    As Jonathan Stapley and I were going back and forth in the late thoughts about adoption and thinking it through we did a pair of essays where I did the Joseph Smith through Woodruff’s ending of adoption as we knew it. While talking about it it occurred to us that when you look at the Smithian documents they feel adopted and they feel like they’re a story about God seeing us and seeing us needing to develop further and knowing that the way we would develop further is in a parental relationship with him, and that he then adopts us into his family.

    It makes sense to me. I think the reason that it makes sense to me is that it’s a story about a love that is chosen, that Christ calls us to love, not just spontaneously but to train ourselves to love and to always be aspiring to broaden the compass of our domestic love in the noble and godly sense. I understand that there are well meaning and inspired and inspiring Latter-day Saints who feel like the spirit birth model as we call it is the only possible account, and I’m not after any kind of argument. I don’t think that I am an expert on it exactly (inaudible) God conducts his private life or even on the details of the shape of heaven. I attempt to hear what seems like God wants us to hear and to try to construct a meaningful heaven and family life here on earth without needing to know all the specific details, but I think good Latter-day Saints can (inaudible) either in a spirit birth model or an adoptive model or a hybrid or another model. I don’t think anybody’s salvation will be in peril by that specific belief about theology. But if you do believe in a spirit birth model I think you have to be open to the possibility that the adoptive model or adoptive (inaudible) broadly can change the way we think about the intense love we should feel for each other, not just for our biological children.


    HODGES: I think what’s most striking then about this is just the idea that your scholarship you recognize as explicitly in this article, your scholarship does have direct bearing on your life as a believer and of your religious views. I think it’s interesting and great that you had the opportunity to explore those issues because I don’t think many Mormon studies folks often get the chance to do that, usually those are the types of connected questions, especially in historical analyses that it wouldn’t really fit in in a lot of journals and things like this. I hope just—

    BROWN: I wrote the history as a historian trying to understand what the document said. After I’d written it I thought about it, and I read it, and I thought that sounds like a reasonably accurate historical representation and then having written the history with the approach of a historian I then was able to come to what had been created and think about well does this mean anything to me as a believer?

    I felt like that kind of it’s not a full (inaudible) but it’s a (inaudible) projects. Figure out what the documents say and what they mean according to the standards of history and then once you’ve done the hard work of figuring out what the documents seem to suggest, then bring a believer’s eye to that question.
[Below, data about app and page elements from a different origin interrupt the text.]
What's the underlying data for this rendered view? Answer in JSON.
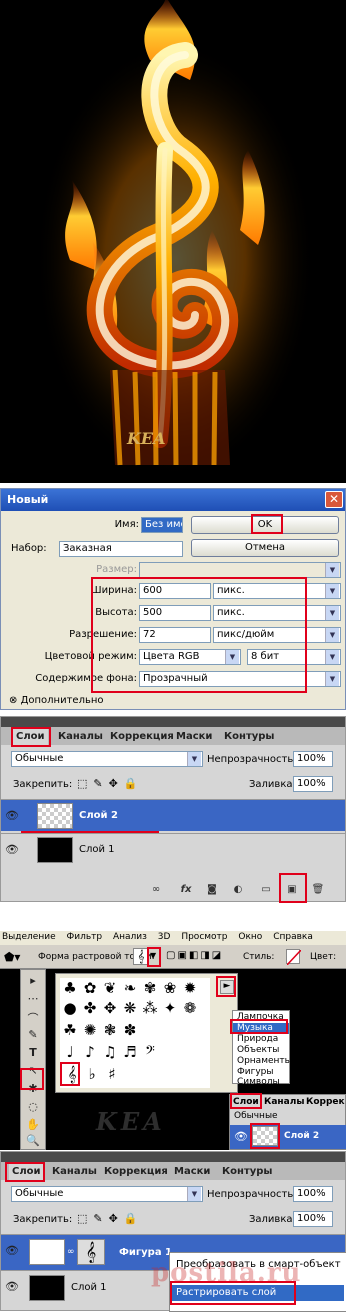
{
  "watermark": {
    "fire": "KEA",
    "screen": "KEA",
    "site": "postila.ru"
  },
  "dialog": {
    "title": "Новый",
    "close_label": "✕",
    "name_label": "Имя:",
    "name_value": "Без имени",
    "ok_label": "OK",
    "cancel_label": "Отмена",
    "preset_label": "Набор:",
    "preset_value": "Заказная",
    "size_label": "Размер:",
    "width_label": "Ширина:",
    "width_value": "600",
    "width_unit": "пикс.",
    "height_label": "Высота:",
    "height_value": "500",
    "height_unit": "пикс.",
    "resolution_label": "Разрешение:",
    "resolution_value": "72",
    "resolution_unit": "пикс/дюйм",
    "mode_label": "Цветовой режим:",
    "mode_value": "Цвета RGB",
    "bits_value": "8 бит",
    "bg_label": "Содержимое фона:",
    "bg_value": "Прозрачный",
    "advanced_label": "Дополнительно"
  },
  "layers1": {
    "tabs": [
      "Слои",
      "Каналы",
      "Коррекция",
      "Маски",
      "Контуры"
    ],
    "blend_mode": "Обычные",
    "opacity_label": "Непрозрачность:",
    "opacity_value": "100%",
    "lock_label": "Закрепить:",
    "fill_label": "Заливка:",
    "fill_value": "100%",
    "layers": [
      "Слой 2",
      "Слой 1"
    ],
    "bottom_icons": [
      "∞",
      "fx",
      "◙",
      "◐",
      "▭",
      "▣",
      "🗑"
    ]
  },
  "tools": {
    "menu": [
      "Выделение",
      "Фильтр",
      "Анализ",
      "3D",
      "Просмотр",
      "Окно",
      "Справка"
    ],
    "options_label": "Форма растровой точки:",
    "style_label": "Стиль:",
    "color_label": "Цвет:",
    "categories": [
      "Лампочка",
      "Музыка",
      "Природа",
      "Объекты",
      "Орнаменты",
      "Фигуры",
      "Символы"
    ],
    "mini_tabs": [
      "Слои",
      "Каналы",
      "Коррек"
    ],
    "mini_blend": "Обычные",
    "mini_layer": "Слой 2",
    "tool_icons": [
      "▸",
      "⋯",
      "⌒",
      "✎",
      "T",
      "↖",
      "✱",
      "◌",
      "✋",
      "🔍"
    ],
    "shape_glyphs": [
      "♣",
      "✿",
      "❦",
      "❧",
      "✾",
      "❀",
      "✹",
      "●",
      "✤",
      "✥",
      "❋",
      "⁂",
      "✦",
      "❁",
      "☘",
      "✺",
      "❃",
      "✽",
      "♩",
      "♪",
      "♫",
      "♬",
      "𝄢",
      "𝄞",
      "♭",
      "♯"
    ]
  },
  "layers2": {
    "tabs": [
      "Слои",
      "Каналы",
      "Коррекция",
      "Маски",
      "Контуры"
    ],
    "blend_mode": "Обычные",
    "opacity_label": "Непрозрачность:",
    "opacity_value": "100%",
    "lock_label": "Закрепить:",
    "fill_label": "Заливка:",
    "fill_value": "100%",
    "layers": [
      "Фигура 1",
      "Слой 1"
    ],
    "context_menu": [
      "Преобразовать в смарт-объект",
      "Растрировать слой"
    ]
  }
}
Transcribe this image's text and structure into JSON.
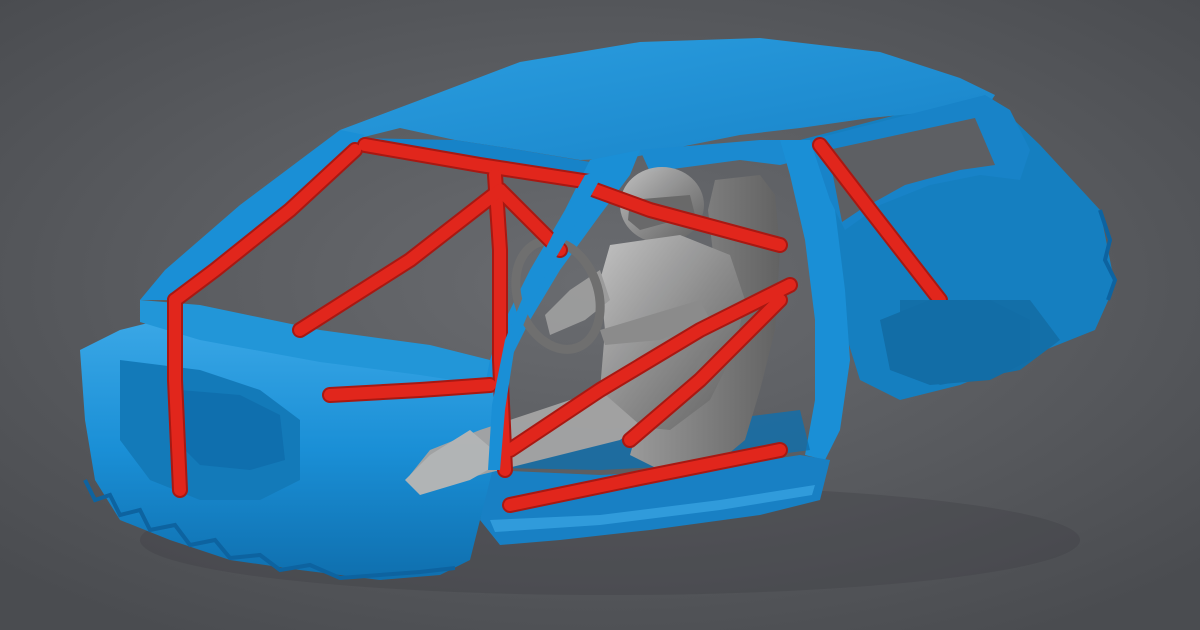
{
  "scene": {
    "subject": "car-body-shell-with-roll-cage-and-driver-3d-scan",
    "background_color": "#5c5e62",
    "colors": {
      "body_shell": "#1a8fd6",
      "body_shell_shadow": "#0f6fae",
      "body_shell_highlight": "#3aa7e6",
      "roll_cage": "#e1261c",
      "roll_cage_shadow": "#a81812",
      "driver_scan": "#8a8a8a",
      "driver_scan_light": "#b5b5b5",
      "seat": "#7c7c7c"
    }
  }
}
I’ve found personally that letting the history take me where the history would and then thinking what it might mean, that model worked for me, and meant that I didn’t have to pretend that there was not a believer in me, but that I also was able to write a history that was as true to the documents as I could figure out to be and that couldn’t (inaudible) sense to someone who was not a believer.

    HODGES: Thanks for joining us today on the Maxwell Institute Podcast, Sam. We really appreciate it.

    BROWN: Thanks, Blair.